I remember during my student teaching, a professor told us “a child who has just been yelled at, will never retain the lesson you were teaching, only the fear of that moment.” I have always kept that phrase in the back of my mind. Let’s think about it for a second. Even as adults, it’s a very valuable idea to keep in mind. How constructive is a conversation where people are yelling? How effective is a boss who screams at her employees? If a child is afraid of an educator or placed in a chaotic learning environment, he will fear creativity and exploration. Novelty and discovery will not feel safe. He will likely choose to stay in his comfort zone, not pushing boundaries towards exploration and learning. Without a safe environment to experience new things and feed our curiosity, we would all have fewer opportunities to succeed, to learn, to make friends and so forth.

But a child (and adult!) whose curiosity is supported, will want to repeat that curious moment, continuing to explore, to learn and build upon it. They’ll want to share it with peers and teachers and to be praised for their discoveries. They’ll become secure in their learning and seek further exploration and knowledge. I believe that’s what Albert Einstein meant when he said the above.

What can we as parents and educators do? First take a deep breath. I know these moments of curiosity can often come at the worst times or disguised as bad behavior. My daughter once poured an entire cup of coffee on the kitchen floor. Did I want to scream? Yes. Did I? Almost. But I stopped and reminded myself that she was exploring. She’s a one year old. She was curious. She didn’t understand or care that her action was not a socially acceptable (or convenient) thing to do! My initial reaction was frustration, but I tried to view it as an opportunity. She was showing me what she was curious about.

Instead of yelling, I filled a bucket with water and brought it outside. I added some food coloring and gave her some old cups, letting her pour water into various containers, on the floor, on herself. Refilling the water as she demanded “more water, mommy”. Instead of a tantrum from a one-year-old, because she didn’t get her way/got yelled at. I got about 40 minutes of uninterrupted computer time and she got to do something she enjoyed. Win. Win.

But there is more! Through her exploration she was also internalizing pre-concepts of basic science (mass, volume, liquid) and language (lots of new vocabulary). I was busy, so I continued to work at my laptop but I occasionally peeked over and gave her some useful vocabulary while she played independently – wet, float, sink, liquid, cold, empty and full – all terms I’ve now seen her generalize in other play. How cool is that!?

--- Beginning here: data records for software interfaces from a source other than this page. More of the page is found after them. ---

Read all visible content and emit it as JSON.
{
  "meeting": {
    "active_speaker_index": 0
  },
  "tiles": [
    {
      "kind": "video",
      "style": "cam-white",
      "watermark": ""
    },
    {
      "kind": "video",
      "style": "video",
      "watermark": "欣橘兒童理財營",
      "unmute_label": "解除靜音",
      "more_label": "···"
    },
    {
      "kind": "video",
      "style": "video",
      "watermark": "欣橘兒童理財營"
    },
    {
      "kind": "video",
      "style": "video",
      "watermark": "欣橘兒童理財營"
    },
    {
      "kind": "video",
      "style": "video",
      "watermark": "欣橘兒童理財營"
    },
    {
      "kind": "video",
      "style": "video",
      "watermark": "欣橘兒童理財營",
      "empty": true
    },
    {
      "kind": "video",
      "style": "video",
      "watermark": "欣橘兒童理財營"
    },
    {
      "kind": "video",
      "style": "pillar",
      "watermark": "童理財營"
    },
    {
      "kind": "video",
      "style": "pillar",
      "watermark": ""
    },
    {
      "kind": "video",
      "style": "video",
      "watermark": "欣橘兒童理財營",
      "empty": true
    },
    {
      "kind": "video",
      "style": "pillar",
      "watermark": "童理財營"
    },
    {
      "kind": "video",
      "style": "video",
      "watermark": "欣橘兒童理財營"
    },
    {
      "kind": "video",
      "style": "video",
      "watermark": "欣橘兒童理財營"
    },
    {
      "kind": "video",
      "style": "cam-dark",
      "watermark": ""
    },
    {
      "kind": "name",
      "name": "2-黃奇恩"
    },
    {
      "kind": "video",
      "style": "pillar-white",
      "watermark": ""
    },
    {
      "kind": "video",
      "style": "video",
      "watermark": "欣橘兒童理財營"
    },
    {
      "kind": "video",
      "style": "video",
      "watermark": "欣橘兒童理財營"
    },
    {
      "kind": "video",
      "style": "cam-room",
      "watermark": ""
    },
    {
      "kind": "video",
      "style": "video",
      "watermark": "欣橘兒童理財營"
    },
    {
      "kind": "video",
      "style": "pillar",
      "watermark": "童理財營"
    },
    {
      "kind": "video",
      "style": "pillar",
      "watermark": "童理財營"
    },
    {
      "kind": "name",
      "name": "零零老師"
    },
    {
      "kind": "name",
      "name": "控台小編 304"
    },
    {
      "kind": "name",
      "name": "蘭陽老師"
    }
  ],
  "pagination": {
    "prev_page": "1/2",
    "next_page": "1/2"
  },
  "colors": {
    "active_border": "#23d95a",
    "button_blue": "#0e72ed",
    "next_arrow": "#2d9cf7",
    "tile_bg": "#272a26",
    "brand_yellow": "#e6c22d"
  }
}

To build on this curiosity, I set up water play for her regularly, in hopes of avoiding upset and additional spilled drinks. By recognizing it was a current interest, I gave her the opportunity for further exploration. I began to give her tools to expand upon her exploration, such as foam letters and shapes. Her strong curiosity for water also provided an opportunity to teach things that mattered to me such as shapes (hello math skills) and letters (more literacy) as well!

If you think about it, your child shows you the things they are curious about on a daily basis. How can you give them additional opportunities to explore the things that interest them? Once you’ve done that, try adding to the activities – setting them up for success in expanding their discoveries while building off of their natural curiosity!